(Dataset rows describing interfaces)
##############################

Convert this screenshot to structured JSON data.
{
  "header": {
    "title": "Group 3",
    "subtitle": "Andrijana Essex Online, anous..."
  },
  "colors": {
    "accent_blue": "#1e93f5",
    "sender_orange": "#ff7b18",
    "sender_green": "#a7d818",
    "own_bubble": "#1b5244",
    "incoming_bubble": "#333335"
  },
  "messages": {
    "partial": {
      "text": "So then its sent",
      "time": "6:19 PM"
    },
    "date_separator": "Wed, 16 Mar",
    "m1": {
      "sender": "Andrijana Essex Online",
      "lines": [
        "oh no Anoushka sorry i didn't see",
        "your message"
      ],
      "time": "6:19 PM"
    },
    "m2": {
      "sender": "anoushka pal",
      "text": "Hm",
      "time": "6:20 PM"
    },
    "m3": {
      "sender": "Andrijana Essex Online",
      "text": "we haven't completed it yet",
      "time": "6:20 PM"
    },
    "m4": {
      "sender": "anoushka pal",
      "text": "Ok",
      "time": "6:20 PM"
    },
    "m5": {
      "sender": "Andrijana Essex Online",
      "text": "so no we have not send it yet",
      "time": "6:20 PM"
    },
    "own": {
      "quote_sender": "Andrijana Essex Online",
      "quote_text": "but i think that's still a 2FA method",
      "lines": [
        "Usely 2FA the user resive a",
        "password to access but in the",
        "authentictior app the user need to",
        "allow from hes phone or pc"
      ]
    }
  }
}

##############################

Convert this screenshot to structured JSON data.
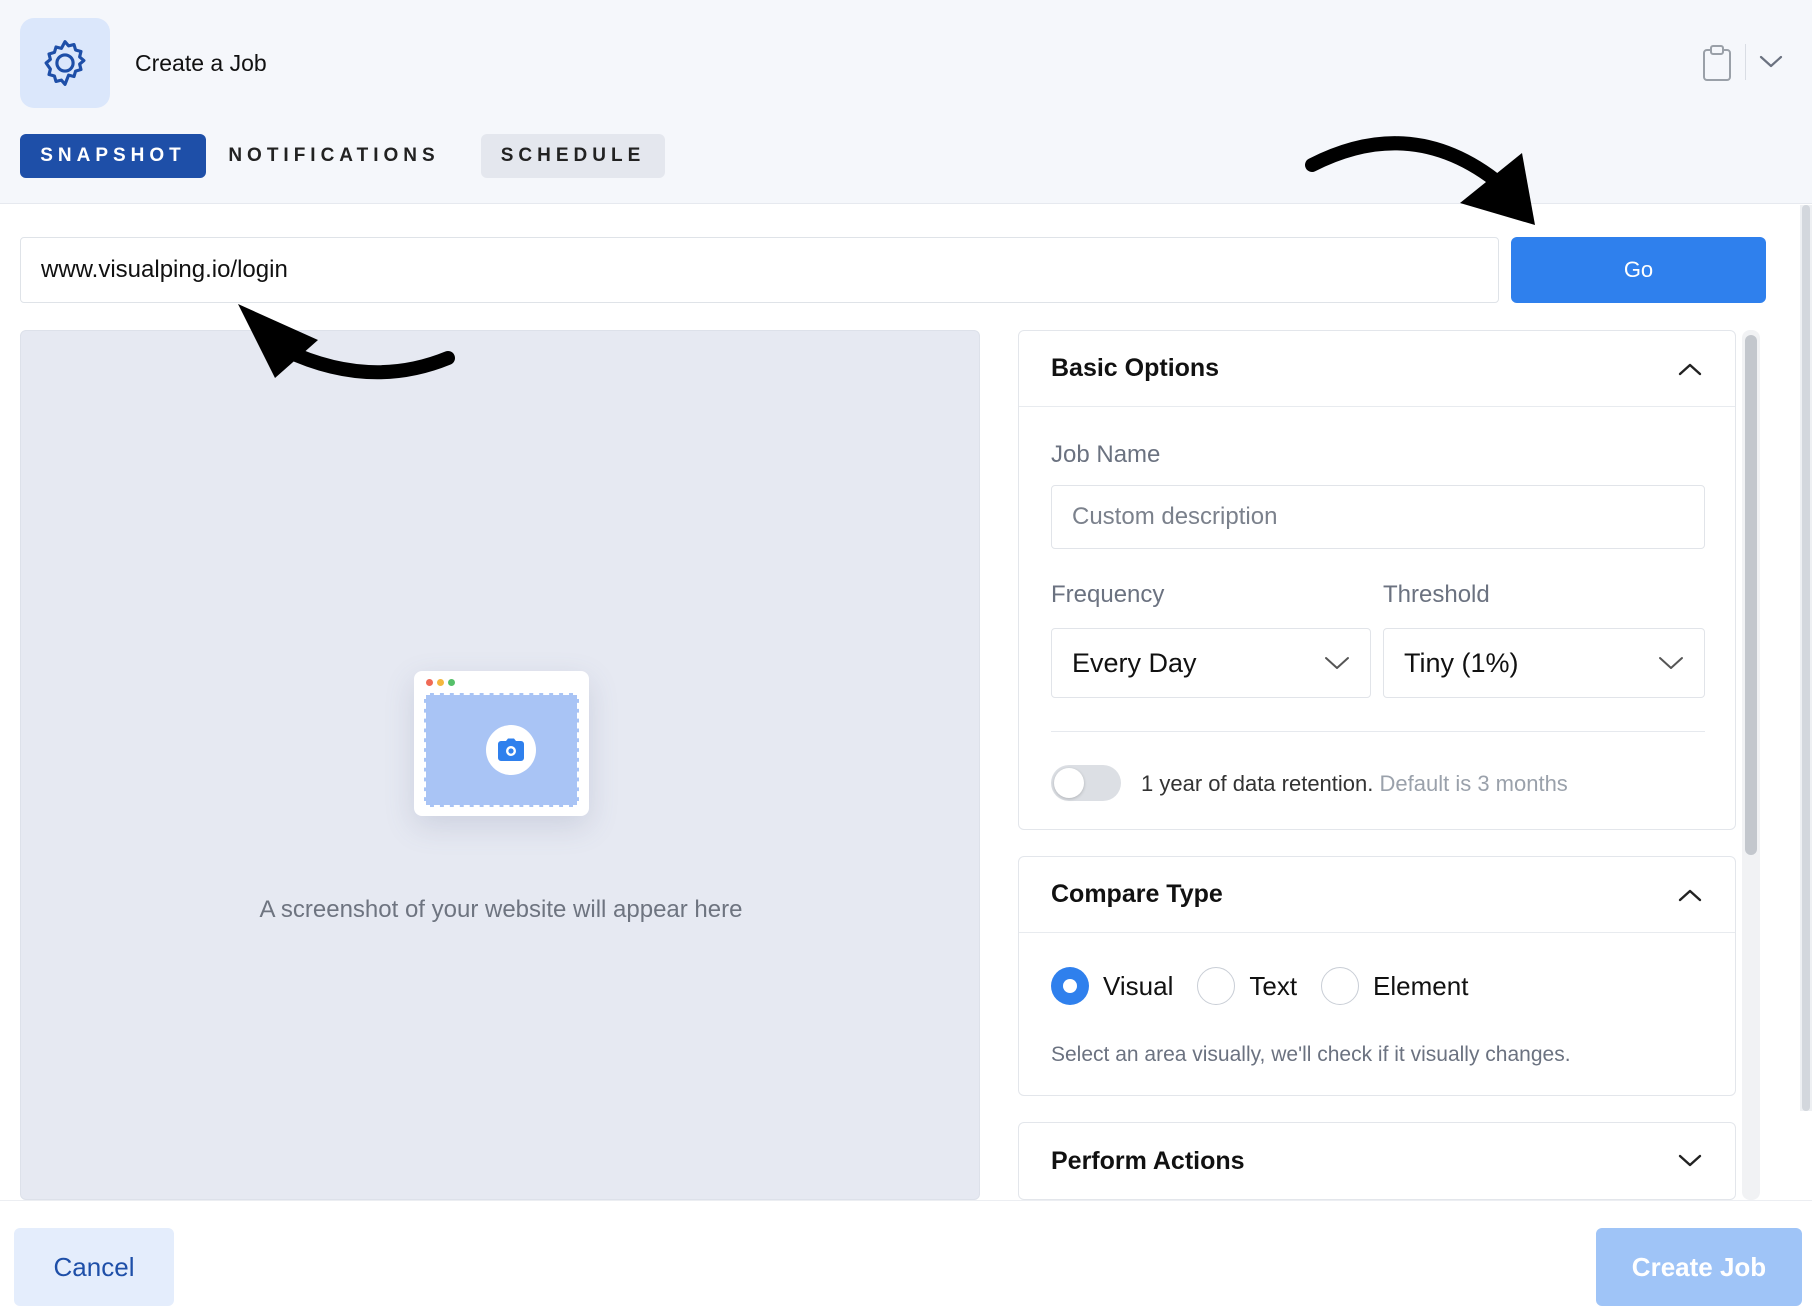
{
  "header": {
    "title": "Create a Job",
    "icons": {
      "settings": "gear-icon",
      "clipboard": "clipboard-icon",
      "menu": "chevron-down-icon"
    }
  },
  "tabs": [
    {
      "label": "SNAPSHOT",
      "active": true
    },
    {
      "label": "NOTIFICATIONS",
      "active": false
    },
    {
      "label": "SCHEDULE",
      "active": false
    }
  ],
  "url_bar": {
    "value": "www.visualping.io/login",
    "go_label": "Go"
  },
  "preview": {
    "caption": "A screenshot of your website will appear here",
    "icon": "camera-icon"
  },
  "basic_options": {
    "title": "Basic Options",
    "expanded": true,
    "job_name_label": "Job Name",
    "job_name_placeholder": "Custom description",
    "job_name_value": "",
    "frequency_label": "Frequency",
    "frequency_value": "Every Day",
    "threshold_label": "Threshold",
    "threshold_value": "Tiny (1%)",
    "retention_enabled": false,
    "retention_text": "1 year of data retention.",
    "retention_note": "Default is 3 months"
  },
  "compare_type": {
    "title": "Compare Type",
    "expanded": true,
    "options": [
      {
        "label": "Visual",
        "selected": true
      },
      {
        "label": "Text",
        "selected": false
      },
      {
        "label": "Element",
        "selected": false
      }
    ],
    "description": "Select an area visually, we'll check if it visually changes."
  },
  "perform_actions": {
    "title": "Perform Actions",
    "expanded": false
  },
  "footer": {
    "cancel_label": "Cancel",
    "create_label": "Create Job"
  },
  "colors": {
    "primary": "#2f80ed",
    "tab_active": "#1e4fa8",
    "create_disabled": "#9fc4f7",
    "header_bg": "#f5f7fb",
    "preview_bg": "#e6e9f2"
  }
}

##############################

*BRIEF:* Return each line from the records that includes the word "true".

*ANSWER TO THIS TASK:*
      "active": true
    "expanded": true,
    "expanded": true,
        "selected": true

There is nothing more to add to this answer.